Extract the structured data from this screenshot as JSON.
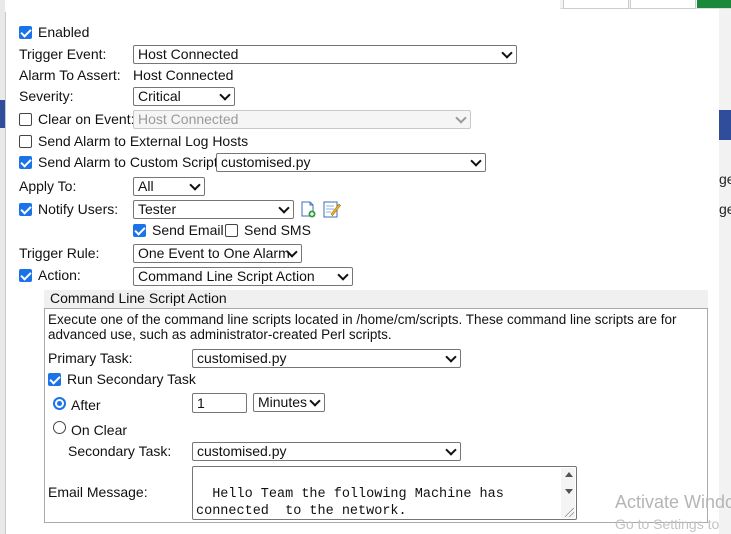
{
  "form": {
    "enabled": {
      "label": "Enabled",
      "checked": true
    },
    "trigger_event": {
      "label": "Trigger Event:",
      "value": "Host Connected"
    },
    "alarm_to_assert": {
      "label": "Alarm To Assert:",
      "value": "Host Connected"
    },
    "severity": {
      "label": "Severity:",
      "value": "Critical"
    },
    "clear_on_event": {
      "label": "Clear on Event:",
      "checked": false,
      "value": "Host Connected"
    },
    "send_external": {
      "label": "Send Alarm to External Log Hosts",
      "checked": false
    },
    "send_custom": {
      "label": "Send Alarm to Custom Script:",
      "checked": true,
      "value": "customised.py"
    },
    "apply_to": {
      "label": "Apply To:",
      "value": "All"
    },
    "notify_users": {
      "label": "Notify Users:",
      "checked": true,
      "value": "Tester"
    },
    "send_email": {
      "label": "Send Email",
      "checked": true
    },
    "send_sms": {
      "label": "Send SMS",
      "checked": false
    },
    "trigger_rule": {
      "label": "Trigger Rule:",
      "value": "One Event to One Alarm"
    },
    "action": {
      "label": "Action:",
      "checked": true,
      "value": "Command Line Script Action"
    }
  },
  "script_section": {
    "title": "Command Line Script Action",
    "description": "Execute one of the command line scripts located in /home/cm/scripts. These command line scripts are for advanced use, such as administrator-created Perl scripts.",
    "primary_task": {
      "label": "Primary Task:",
      "value": "customised.py"
    },
    "run_secondary": {
      "label": "Run Secondary Task",
      "checked": true
    },
    "after": {
      "label": "After",
      "selected": true,
      "amount": "1",
      "unit": "Minutes"
    },
    "on_clear": {
      "label": "On Clear",
      "selected": false
    },
    "secondary_task": {
      "label": "Secondary Task:",
      "value": "customised.py"
    },
    "email_message": {
      "label": "Email Message:",
      "text": "Hello Team the following Machine has\nconnected  to the network.\nMachine Details : Host Connected - Machine:"
    }
  },
  "overlay": {
    "activate_line1": "Activate Windo",
    "activate_line2": "Go to Settings to"
  },
  "background_fragments": {
    "frag1": "ge",
    "frag2": "ge"
  },
  "icons": {
    "add_user": "add-user-icon",
    "edit_user": "edit-user-icon"
  },
  "colors": {
    "accent": "#1a73e8",
    "bg_band": "#2f4d9a"
  }
}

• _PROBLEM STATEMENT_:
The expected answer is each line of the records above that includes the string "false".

• _SOLVED PROBLEM_:
      "checked": false,
      "checked": false
      "checked": false
      "selected": false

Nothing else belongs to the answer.